Junius Deckhardt – Candidate for the degree of Master Of Anthropology Of Ritual and Musicology
Arranged For Voice, Electric Guitar, Bass Guitar, Percussion, Strings, Synths and Piano

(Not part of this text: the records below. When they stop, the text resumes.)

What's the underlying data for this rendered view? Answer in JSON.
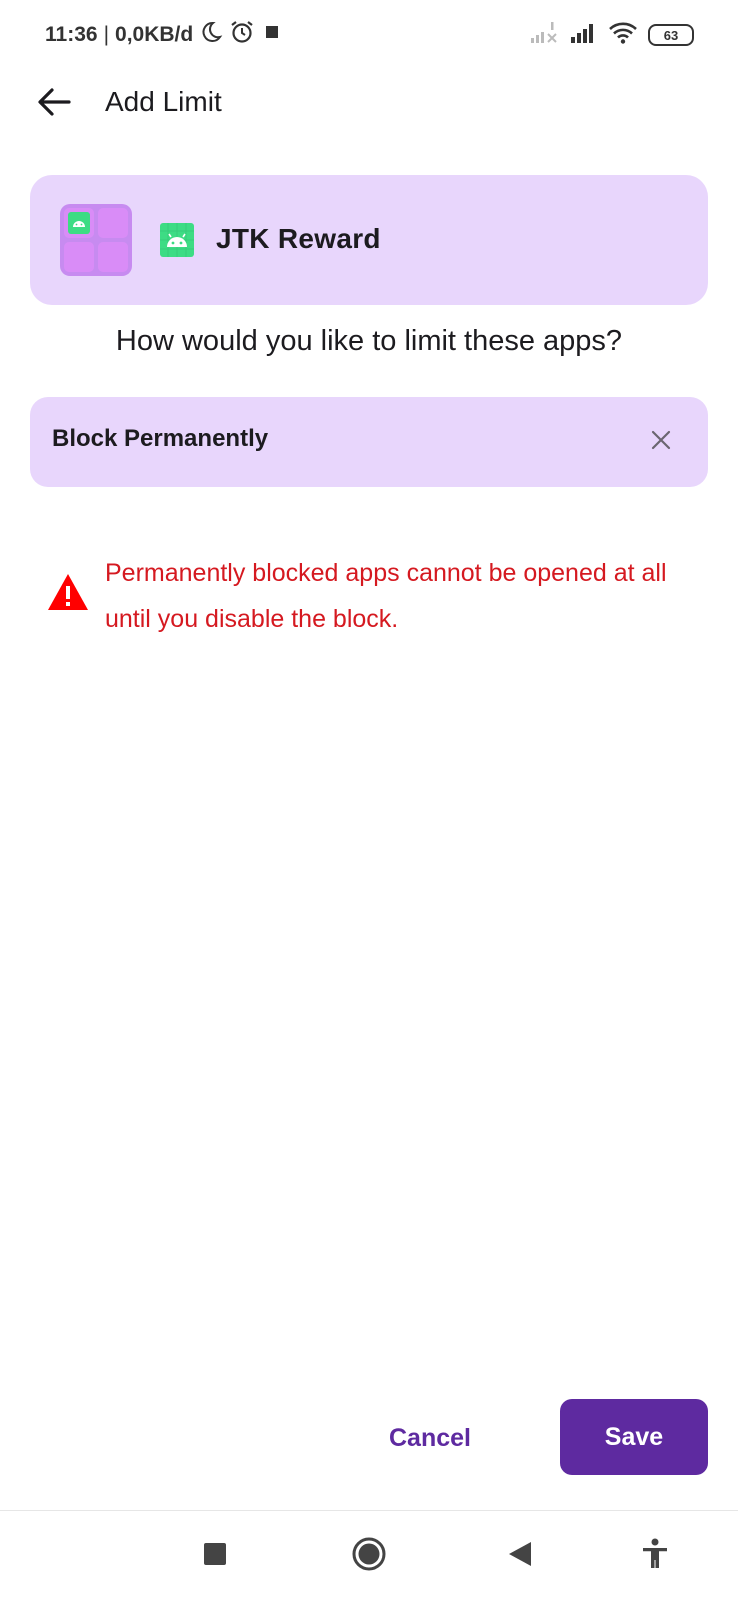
{
  "status_bar": {
    "time": "11:36",
    "separator": "|",
    "data_speed": "0,0KB/d",
    "battery_level": "63",
    "icons": [
      "moon-icon",
      "alarm-icon",
      "square-icon",
      "signal-no-service-icon",
      "signal-icon",
      "wifi-icon",
      "battery-icon"
    ]
  },
  "app_bar": {
    "title": "Add Limit",
    "back_icon": "arrow-left-icon"
  },
  "selected_apps": {
    "app_name": "JTK Reward",
    "icon": "android-icon"
  },
  "question": "How would you like to limit these apps?",
  "limit_select": {
    "value": "Block Permanently",
    "clear_icon": "close-icon"
  },
  "warning": {
    "icon": "warning-triangle-icon",
    "text": "Permanently blocked apps cannot be opened at all until you disable the block."
  },
  "actions": {
    "cancel_label": "Cancel",
    "save_label": "Save"
  },
  "nav_bar": {
    "icons": [
      "recents-icon",
      "home-icon",
      "back-icon",
      "accessibility-icon"
    ]
  },
  "colors": {
    "card_bg": "#e8d6fc",
    "primary": "#5e2aa0",
    "warning": "#d51920",
    "android_green": "#3ddc84"
  }
}
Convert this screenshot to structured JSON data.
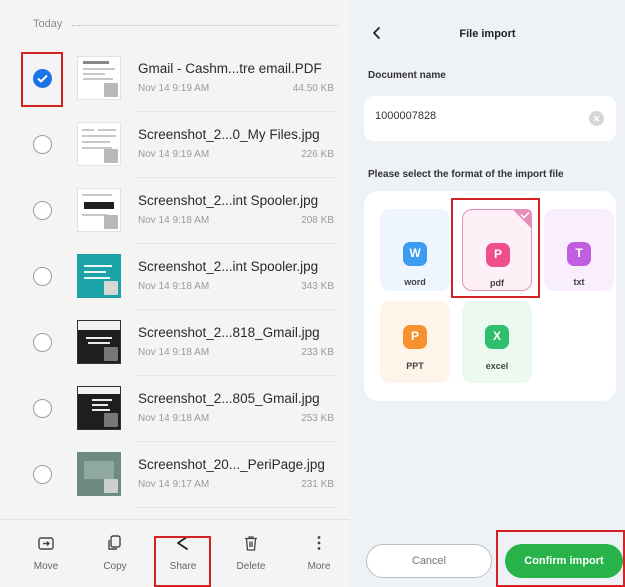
{
  "section": {
    "label": "Today"
  },
  "files": [
    {
      "name": "Gmail - Cashm...tre email.PDF",
      "date": "Nov 14 9:19 AM",
      "size": "44.50 KB",
      "selected": true
    },
    {
      "name": "Screenshot_2...0_My Files.jpg",
      "date": "Nov 14 9:19 AM",
      "size": "226 KB",
      "selected": false
    },
    {
      "name": "Screenshot_2...int Spooler.jpg",
      "date": "Nov 14 9:18 AM",
      "size": "208 KB",
      "selected": false
    },
    {
      "name": "Screenshot_2...int Spooler.jpg",
      "date": "Nov 14 9:18 AM",
      "size": "343 KB",
      "selected": false
    },
    {
      "name": "Screenshot_2...818_Gmail.jpg",
      "date": "Nov 14 9:18 AM",
      "size": "233 KB",
      "selected": false
    },
    {
      "name": "Screenshot_2...805_Gmail.jpg",
      "date": "Nov 14 9:18 AM",
      "size": "253 KB",
      "selected": false
    },
    {
      "name": "Screenshot_20..._PeriPage.jpg",
      "date": "Nov 14 9:17 AM",
      "size": "231 KB",
      "selected": false
    }
  ],
  "bottom_bar": {
    "move": "Move",
    "copy": "Copy",
    "share": "Share",
    "delete": "Delete",
    "more": "More"
  },
  "import_panel": {
    "title": "File import",
    "document_name_label": "Document name",
    "document_name_value": "1000007828",
    "format_label": "Please select the format of the import file",
    "formats": [
      {
        "label": "word",
        "glyph": "W",
        "color": "#3d9cf0",
        "selected": false
      },
      {
        "label": "pdf",
        "glyph": "P",
        "color": "#ef4f8d",
        "selected": true
      },
      {
        "label": "txt",
        "glyph": "T",
        "color": "#c15ee0",
        "selected": false
      },
      {
        "label": "PPT",
        "glyph": "P",
        "color": "#f5912e",
        "selected": false
      },
      {
        "label": "excel",
        "glyph": "X",
        "color": "#2fbf6e",
        "selected": false
      }
    ],
    "cancel_label": "Cancel",
    "confirm_label": "Confirm import"
  },
  "colors": {
    "accent_blue": "#1a73e8",
    "confirm_green": "#27b34a",
    "highlight_red": "#d42121"
  }
}
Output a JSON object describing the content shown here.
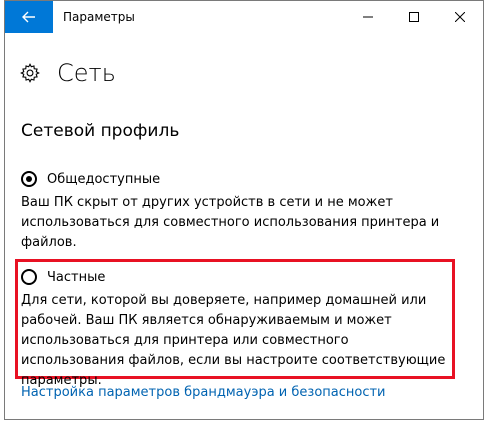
{
  "window": {
    "title": "Параметры"
  },
  "icons": {
    "back": "back-arrow-icon",
    "settings": "gear-icon",
    "minimize": "minimize-icon",
    "maximize": "maximize-icon",
    "close": "close-icon"
  },
  "colors": {
    "back_button_bg": "#0078d7",
    "link": "#0063b1",
    "highlight_border": "#e81123"
  },
  "page": {
    "title": "Сеть",
    "section_title": "Сетевой профиль"
  },
  "profiles": [
    {
      "label": "Общедоступные",
      "selected": true,
      "description": "Ваш ПК скрыт от других устройств в сети и не может использоваться для совместного использования принтера и файлов."
    },
    {
      "label": "Частные",
      "selected": false,
      "description": "Для сети, которой вы доверяете, например домашней или рабочей. Ваш ПК является обнаруживаемым и может использоваться для принтера или совместного использования файлов, если вы настроите соответствующие параметры."
    }
  ],
  "link": {
    "firewall": "Настройка параметров брандмауэра и безопасности"
  }
}
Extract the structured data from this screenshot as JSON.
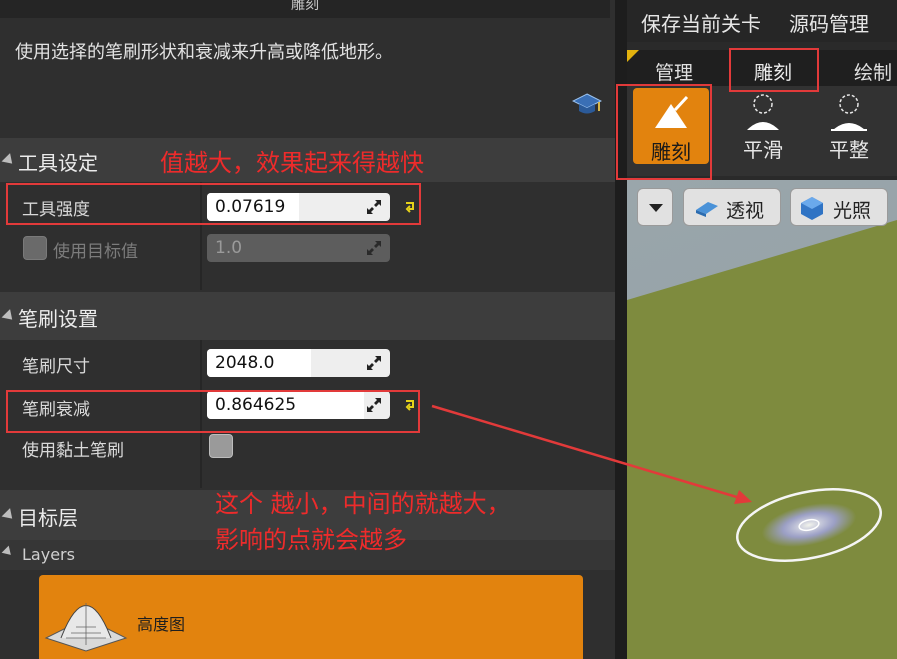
{
  "panel": {
    "header": "雕刻",
    "description": "使用选择的笔刷形状和衰减来升高或降低地形。"
  },
  "tool_settings": {
    "title": "工具设定",
    "strength_label": "工具强度",
    "strength_value": "0.07619",
    "strength_fraction": 0.5,
    "use_target_label": "使用目标值",
    "target_value": "1.0"
  },
  "brush_settings": {
    "title": "笔刷设置",
    "size_label": "笔刷尺寸",
    "size_value": "2048.0",
    "size_fraction": 0.57,
    "falloff_label": "笔刷衰减",
    "falloff_value": "0.864625",
    "falloff_fraction": 0.86,
    "clay_label": "使用黏土笔刷"
  },
  "target_layer": {
    "title": "目标层",
    "layers_label": "Layers",
    "heightmap_label": "高度图"
  },
  "annotations": {
    "strength_note": "值越大，效果起来得越快",
    "falloff_note_line1": "这个 越小，中间的就越大，",
    "falloff_note_line2": "影响的点就会越多"
  },
  "right": {
    "save_label": "保存当前关卡",
    "source_label": "源码管理",
    "tabs": [
      "管理",
      "雕刻",
      "绘制"
    ],
    "tools": [
      "雕刻",
      "平滑",
      "平整"
    ],
    "view_mode": "透视",
    "lighting": "光照"
  },
  "colors": {
    "accent_orange": "#e2830e",
    "annotation_red": "#e23a3a",
    "reset_yellow": "#e6d21a"
  }
}
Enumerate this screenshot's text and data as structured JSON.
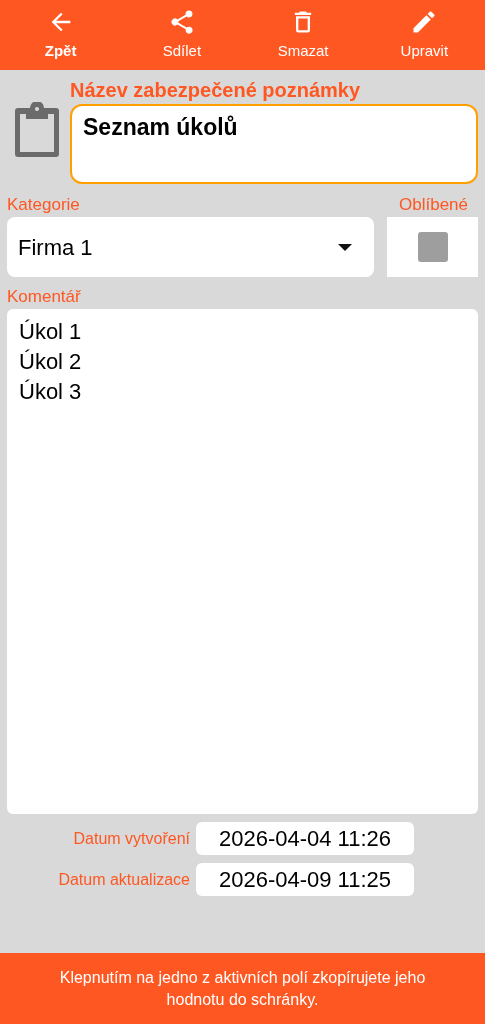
{
  "toolbar": [
    {
      "kind": "back",
      "label": "Zpět",
      "emphasized": true
    },
    {
      "kind": "share",
      "label": "Sdílet",
      "emphasized": false
    },
    {
      "kind": "delete",
      "label": "Smazat",
      "emphasized": false
    },
    {
      "kind": "edit",
      "label": "Upravit",
      "emphasized": false
    }
  ],
  "title": {
    "label": "Název zabezpečené poznámky",
    "value": "Seznam úkolů"
  },
  "category": {
    "label": "Kategorie",
    "value": "Firma 1"
  },
  "favorite": {
    "label": "Oblíbené",
    "checked": false
  },
  "comment": {
    "label": "Komentář",
    "lines": [
      "Úkol 1",
      "Úkol 2",
      "Úkol 3"
    ]
  },
  "dates": [
    {
      "label": "Datum vytvoření",
      "value": "2026-04-04 11:26"
    },
    {
      "label": "Datum aktualizace",
      "value": "2026-04-09 11:25"
    }
  ],
  "footer": "Klepnutím na jedno z aktivních polí zkopírujete jeho hodnotu do schránky."
}
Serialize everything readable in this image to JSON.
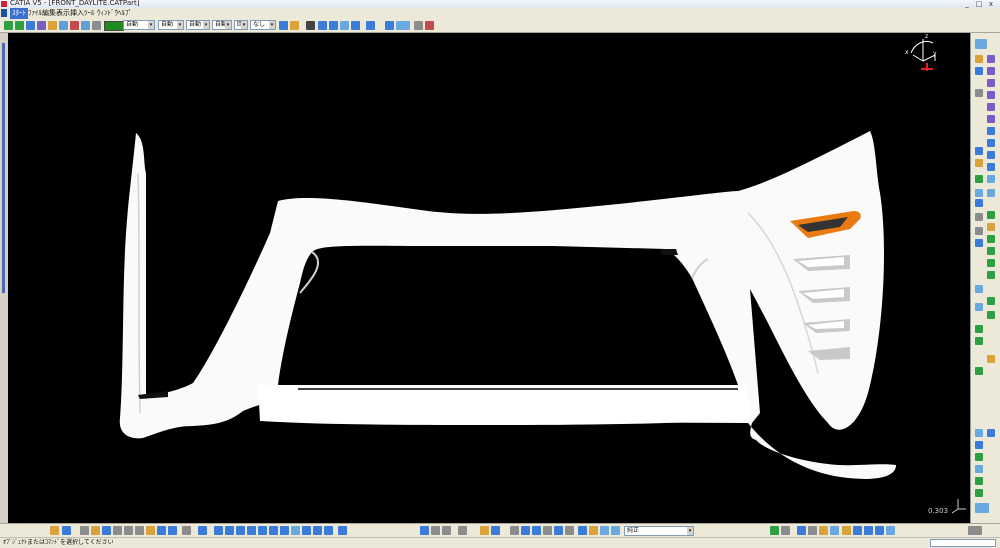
{
  "window": {
    "title": "CATIA V5 - [FRONT_DAYLITE.CATPart]",
    "minimize": "_",
    "maximize": "□",
    "close": "x"
  },
  "menu": {
    "items": [
      "ｽﾀｰﾄ",
      "ﾌｧｲﾙ",
      "編集",
      "表示",
      "挿入",
      "ﾂｰﾙ",
      "ｳｨﾝﾄﾞｳ",
      "ﾍﾙﾌﾟ"
    ]
  },
  "toolbar": {
    "color_value": "#1f8a1f",
    "combo1": "自動",
    "combo2": "自動",
    "combo3": "自動",
    "combo4": "自動",
    "combo5": "回答",
    "combo6": "なし"
  },
  "viewport": {
    "background": "#000000",
    "scale_label": "0.303",
    "compass_axis_x": "x",
    "compass_axis_y": "y",
    "compass_axis_z": "z"
  },
  "bottom_toolbar": {
    "filter_value": "純正"
  },
  "status": {
    "message": "ｵﾌﾞｼﾞｪｸﾄまたはｺﾏﾝﾄﾞを選択してください"
  },
  "part": {
    "body_color": "#ffffff",
    "accent_color": "#e97b12"
  }
}
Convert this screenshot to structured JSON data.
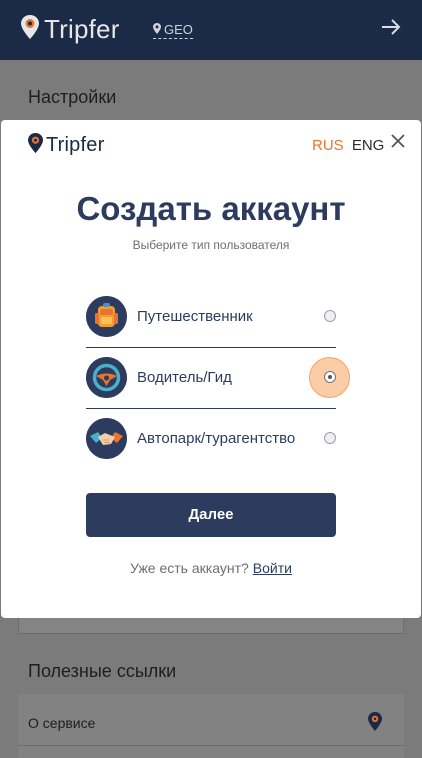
{
  "header": {
    "brand": "Tripfer",
    "geo_label": "GEO",
    "icons": [
      "location-pin-icon",
      "map-pin-icon",
      "arrow-right-icon"
    ]
  },
  "background": {
    "settings_title": "Настройки",
    "links_title": "Полезные ссылки",
    "links": [
      {
        "label": "О сервисе",
        "icon": "tripfer-pin-icon"
      }
    ]
  },
  "modal": {
    "brand": "Tripfer",
    "lang": {
      "rus": "RUS",
      "eng": "ENG",
      "active": "RUS"
    },
    "close_icon": "close-icon",
    "title": "Создать аккаунт",
    "subtitle": "Выберите тип пользователя",
    "options": [
      {
        "label": "Путешественник",
        "icon": "backpack-icon",
        "selected": false
      },
      {
        "label": "Водитель/Гид",
        "icon": "steering-wheel-icon",
        "selected": true
      },
      {
        "label": "Автопарк/турагентство",
        "icon": "handshake-icon",
        "selected": false
      }
    ],
    "next_button": "Далее",
    "login_prompt": "Уже есть аккаунт?",
    "login_link": "Войти"
  },
  "colors": {
    "brand_navy": "#1b2a47",
    "primary": "#2d3c5e",
    "accent_orange": "#e8742f"
  }
}
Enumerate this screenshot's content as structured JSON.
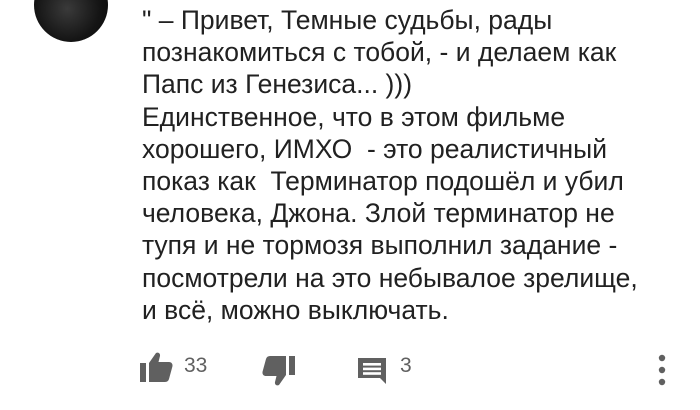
{
  "comment": {
    "text_lines": [
      "\" – Привет, Темные судьбы, рады",
      "познакомиться с тобой, - и делаем как",
      "Папс из Генезиса... )))",
      "Единственное, что в этом фильме",
      "хорошего, ИМХО  - это реалистичный",
      "показ как  Терминатор подошёл и убил",
      "человека, Джона. Злой терминатор не",
      "тупя и не тормозя выполнил задание -",
      "посмотрели на это небывалое зрелище,",
      "и всё, можно выключать."
    ]
  },
  "actions": {
    "like_count": "33",
    "reply_count": "3",
    "icons": {
      "like": "thumbs-up-icon",
      "dislike": "thumbs-down-icon",
      "reply": "comment-icon",
      "more": "more-vertical-icon"
    },
    "icon_color": "#606060"
  }
}
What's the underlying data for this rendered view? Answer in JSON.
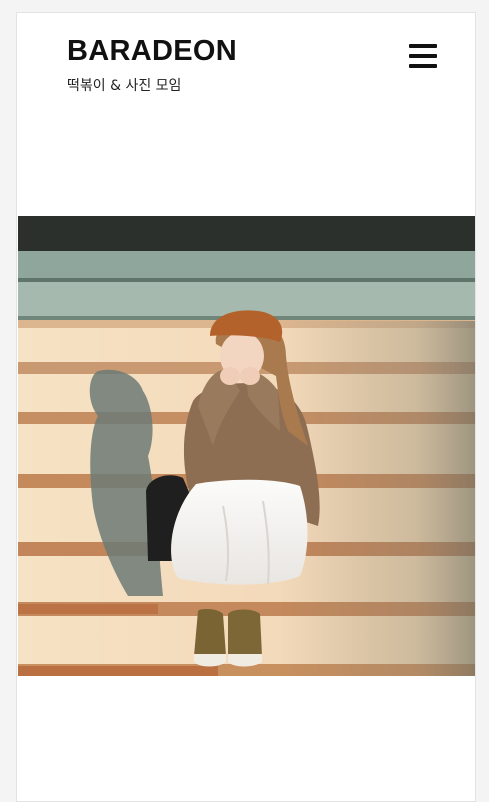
{
  "header": {
    "title": "BARADEON",
    "subtitle": "떡볶이 & 사진 모임",
    "menu_icon": "hamburger-menu-icon"
  },
  "post": {
    "image_alt": "Woman in a beret and sweater sitting on sunlit stairs"
  },
  "colors": {
    "background": "#ffffff",
    "text": "#111111"
  }
}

My work in this Independent Study with the Institute’s Anthropology of Ritual department has centered around an interdisciplinary nexus between musicology and the recovery of lost methods of spiritual practice. I view the reconstruction of ritual technologies as a necessary ballast in an increasingly impoverished scientistic, positivist cultural environment. A thread that I have been chasing through my work has been the myriad ways many forgotten peoples – or often more to the point, exterminated ones – found power in participation with nature, rather than immersion into it. This notion flies in the face of much of the conventional, perhaps even racist colonialist assumptions about “primitive” psychologies, “participation mystiques”, and unformed egos. Conventional wisdom and literature in this field has often accentuated the degree to which early human enclaves lacked a capacity for agency in the face of a sublimely overbearing nature. In excavating some of these liminal practices, I believe they can give us a clearer appreciation for the variegated paths to a construction of Self evidenced in pockets of our ancestral past, as well as some much needed perspective on our own orientation toward Nature.
In this particular work, my capstone recital entitled “Cryptomancy” I hope to show, in a modern idiom, just such an orientation toward power and Lifeworld. Due to the highly personal function of the ritual, I have had to choose as the subject and inspiration for this piece an event that is both personal and of grave significance. It is not without a certain vulnerability that I do so. Nor is it without some self-consciousness at what may be considered self-indulgence or a lack of scholarly remove. But in this case, rigor demands commitment. So, indeed, does a proper respect for the rite in which I will perform.
This piece is a reconstruction of a sacrament performed by members of the Perga, a nomadic band of steppe people last seen as a wholly constituted society in the 7th century around then-Sarmatia. This presentation is the result of 5 years work engaging and sowing together what has been collected from the region in terms of oral tradition and some extrapolations from surviving cultural practices and musical artifacts. What we can glean of interest from the history and culture of this people is indeed rich and fascinating, but beyond the scope of this writing.
Interestingly, there appears to be no formal, compositional requirements to effectuate what I have dubbed a “cryptomantic rite” save that it is a loosely mimetic aural working. Its purpose is to capture the essences of a loss, or trauma, and to breathe life into that impression in the form of a daemon, a spirit bound to the cryptomancer as a guardian and guide. It is, by all accounts, a simple ceremony. The lack of ritual prescription would seem to be unusual, perhaps even singular in human workings of this kind. But this simplicity and formally underdefined quality likely stems from a basic aspect of the Pergan metaphysic. To paraphrase the leading scholar of the Perga, Nils Rilken of St. John’s College at Oxford, the temporal veil between this world and the supernatural one is tissue thin. For them, it is only hidden from us because of the amount of concentrated effort needed to interact with it. For the Perga, sustained and significant affective agitation provided the phenomenological ground for piercing this veil. But it alone is not enough. This affective priming must be directed, with total singleness of purpose. And the recurring, perseverative nature of trauma and loss fit this bill quite neatly for these goals.
And so I have devised a ritual of my own. The locus of the affective ground shall be the childhood death of my twin sister, Violet, 20 years ago after she strayed into a nest of hornets on a jaunt through the woods during summer vacation. The ritual itself will, according to the formula, consist of as much of the central sensory and affective memories that I can express in sound. The performative output feeds the affective and intentional input, creating a feedback loop of energy. At the close of this ritual, the lore says, I will have sparked life in this fertile atmosphere to a thing which could only live previously in my mind and soul. Or more accurately, off of my mind and soul. A thing which can now think its own Self into continuity and permanence. It will not leave me, as it never could survive without me, and I could never recognize myself without it. But it will finally be free from me, and me free of it. A Symbiote where I was once merely a Host.